Assigned task> Write the records out again exactly, leaving no images in.

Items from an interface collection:
____________

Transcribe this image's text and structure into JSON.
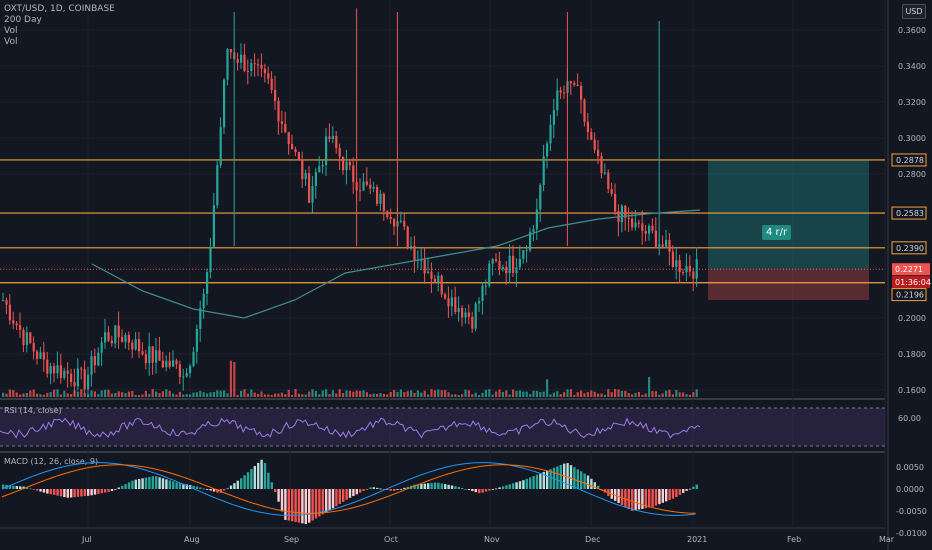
{
  "header": {
    "symbol": "OXT/USD, 1D, COINBASE",
    "ma_label": "200 Day",
    "vol1": "Vol",
    "vol2": "Vol",
    "currency_button": "USD"
  },
  "position_tool": {
    "label": "4 r/r",
    "entry": 0.2271,
    "target": 0.2878,
    "stop": 0.21
  },
  "price_axis": {
    "ticks": [
      "0.3600",
      "0.3400",
      "0.3200",
      "0.3000",
      "0.2800",
      "0.2000",
      "0.1800",
      "0.1600"
    ]
  },
  "price_tags": [
    {
      "text": "0.2878",
      "value": 0.2878,
      "kind": "level"
    },
    {
      "text": "0.2583",
      "value": 0.2583,
      "kind": "level"
    },
    {
      "text": "0.2390",
      "value": 0.239,
      "kind": "level"
    },
    {
      "text": "0.2271",
      "value": 0.2271,
      "kind": "last"
    },
    {
      "text": "01:36:04",
      "value": 0.22,
      "kind": "countdown"
    },
    {
      "text": "0.2196",
      "value": 0.213,
      "kind": "level"
    }
  ],
  "rsi": {
    "label": "RSI (14, close)",
    "tick": "60.00"
  },
  "macd": {
    "label": "MACD (12, 26, close, 9)",
    "ticks": [
      "0.0050",
      "0.0000",
      "-0.0050",
      "-0.0100"
    ]
  },
  "time_axis": {
    "labels": [
      "Jul",
      "Aug",
      "Sep",
      "Oct",
      "Nov",
      "Dec",
      "2021",
      "Feb",
      "Mar"
    ]
  },
  "colors": {
    "up": "#26a69a",
    "down": "#ef5350",
    "level": "#f7a13b",
    "ma": "#3d8f8f",
    "rsi": "#7e57c2"
  },
  "chart_data": {
    "type": "candlestick",
    "title": "OXT/USD, 1D, COINBASE",
    "ylim": [
      0.155,
      0.375
    ],
    "x": [
      "Jul",
      "Aug",
      "Sep",
      "Oct",
      "Nov",
      "Dec",
      "2021"
    ],
    "close_trace": [
      0.21,
      0.19,
      0.175,
      0.17,
      0.165,
      0.19,
      0.19,
      0.18,
      0.175,
      0.17,
      0.22,
      0.35,
      0.34,
      0.33,
      0.3,
      0.27,
      0.3,
      0.28,
      0.27,
      0.26,
      0.24,
      0.225,
      0.21,
      0.2,
      0.23,
      0.23,
      0.25,
      0.32,
      0.33,
      0.29,
      0.26,
      0.25,
      0.245,
      0.23,
      0.2271
    ],
    "ma_200": [
      0.23,
      0.215,
      0.205,
      0.2,
      0.21,
      0.225,
      0.23,
      0.235,
      0.24,
      0.25,
      0.255,
      0.258,
      0.26
    ],
    "levels": [
      0.2878,
      0.2583,
      0.239,
      0.2196
    ],
    "last": 0.2271
  }
}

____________

The answer>
Transcribe this image's text and structure into JSON.
{
  "header": {
    "symbol": "OXT/USD, 1D, COINBASE",
    "ma_label": "200 Day",
    "vol1": "Vol",
    "vol2": "Vol",
    "currency_button": "USD"
  },
  "position_tool": {
    "label": "4 r/r",
    "entry": 0.2271,
    "target": 0.2878,
    "stop": 0.21
  },
  "price_axis": {
    "ticks": [
      "0.3600",
      "0.3400",
      "0.3200",
      "0.3000",
      "0.2800",
      "0.2000",
      "0.1800",
      "0.1600"
    ]
  },
  "price_tags": [
    {
      "text": "0.2878",
      "value": 0.2878,
      "kind": "level"
    },
    {
      "text": "0.2583",
      "value": 0.2583,
      "kind": "level"
    },
    {
      "text": "0.2390",
      "value": 0.239,
      "kind": "level"
    },
    {
      "text": "0.2271",
      "value": 0.2271,
      "kind": "last"
    },
    {
      "text": "01:36:04",
      "value": 0.22,
      "kind": "countdown"
    },
    {
      "text": "0.2196",
      "value": 0.213,
      "kind": "level"
    }
  ],
  "rsi": {
    "label": "RSI (14, close)",
    "tick": "60.00"
  },
  "macd": {
    "label": "MACD (12, 26, close, 9)",
    "ticks": [
      "0.0050",
      "0.0000",
      "-0.0050",
      "-0.0100"
    ]
  },
  "time_axis": {
    "labels": [
      "Jul",
      "Aug",
      "Sep",
      "Oct",
      "Nov",
      "Dec",
      "2021",
      "Feb",
      "Mar"
    ]
  },
  "colors": {
    "up": "#26a69a",
    "down": "#ef5350",
    "level": "#f7a13b",
    "ma": "#3d8f8f",
    "rsi": "#7e57c2"
  },
  "chart_data": {
    "type": "candlestick",
    "title": "OXT/USD, 1D, COINBASE",
    "ylim": [
      0.155,
      0.375
    ],
    "x": [
      "Jul",
      "Aug",
      "Sep",
      "Oct",
      "Nov",
      "Dec",
      "2021"
    ],
    "close_trace": [
      0.21,
      0.19,
      0.175,
      0.17,
      0.165,
      0.19,
      0.19,
      0.18,
      0.175,
      0.17,
      0.22,
      0.35,
      0.34,
      0.33,
      0.3,
      0.27,
      0.3,
      0.28,
      0.27,
      0.26,
      0.24,
      0.225,
      0.21,
      0.2,
      0.23,
      0.23,
      0.25,
      0.32,
      0.33,
      0.29,
      0.26,
      0.25,
      0.245,
      0.23,
      0.2271
    ],
    "ma_200": [
      0.23,
      0.215,
      0.205,
      0.2,
      0.21,
      0.225,
      0.23,
      0.235,
      0.24,
      0.25,
      0.255,
      0.258,
      0.26
    ],
    "levels": [
      0.2878,
      0.2583,
      0.239,
      0.2196
    ],
    "last": 0.2271
  }
}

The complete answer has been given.